EMINEM AND KIM MATHERS When Eminem spotted his wife, Kim Mathers, kissing another man in a Detroit bar six years ago,he pistol-whipped his love rival. Then he wrote a song about wanting to murder her. But love works in mysterious ways. They were recently reconciled and married again this month.
KIMBERLY AND STEPHEN QUINN When it was revealed in 2004 that her older son had been fathered by David Blunkett, Kimberly's husband, Stephen, was very supportive. "Kimberly and I discussed everything," he said. "We said, 'Should we remain married?' and both of us said passionately, 'We want to do this; we will do it'."
BRETT ANDERSON AND BERNARD BUTLER The relationship between the founder members of pre-Britpop chart-toppers Suede imploded in 1994 in a haze of rock clichés, including drug abuse, bruised egos and, oh yes, "musical differences". Their reunion as Tears in 2005 was disappointing musically, but at least they were friends again.
PAMELA ANDERSON AND TOMMY LEE She was famous for her pneumatic physique and ability to run in slow motion in a red swimsuit. He was a tattoo-covered heavy-metal drummer. They married in 1995 and divorced in 1998, after Lee admitted assaulting her. But they made it up the following year, then parted again.
WAYNE ROONEY AND COLEEN MCLOUGHLIN When Coleen found in 2004 that her fiancé had "romped" with prostitutes including a grandmother known as the "auld slapper", she was so angry she threw her engagement ring into a squirrel sanctuary. She has since found it in her heart to forgive the millionaire football star.
BILL AND HILLARY CLINTON When Bill embarked on an affair with intern Monica Lewinsky, it sparked global media interest and led to his impeachment trial in 1999. Hillary won sympathy playing the role of the dignified but wronged wife, before taking him back. Bill Clinton's popularity soared, Hillary's career took off.

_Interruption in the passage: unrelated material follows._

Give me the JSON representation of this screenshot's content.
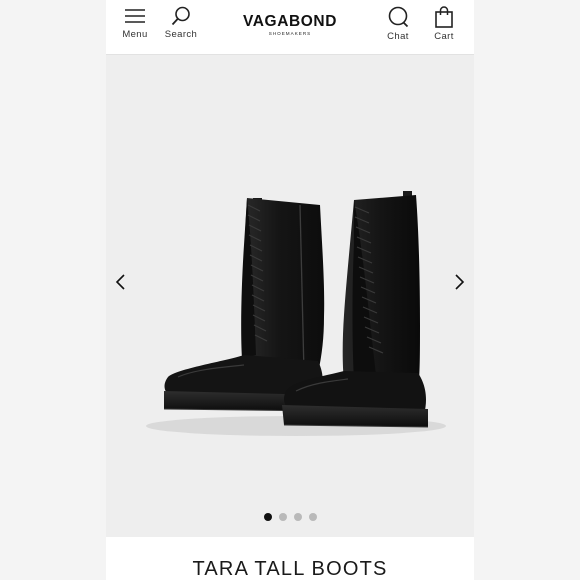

GORDON AND TONY At Granita restaurant, Islington, in 1994, Gordon agreed not to stand for the Labour leadership. In return, said Tony, he could take over the top job. When Gordon ran out of patience, he became petulant and bitched about Tony behind his back. Now all is forgiven. Gordon has even been spotted beaming at Tony.
NORMAN COOK AND ZOE BALL They had it all: marital harmony, an adored son and the perfect Hove home. So it came as a surprise when in 2003, four years after they wed, Ball had an affair with London DJ Dan Peppe. Weeks of media speculation ensued. Eventually Ball revealed her husband had forgiven her. So far, so good.
HARRY REDKNAPP AND PORTSMOUTH FC When Harry resigned as manager of Portsmouth in 2004 to "take a break" from football, then joined arch-rivals Southampton two weeks later, fans were incensed. But a year later they didn't seem to mind that "Judas" had been given his old job back by chairman, Milan Mandaric, left.
Additional reporting by Katy Guest and Keith LaidlawReuse content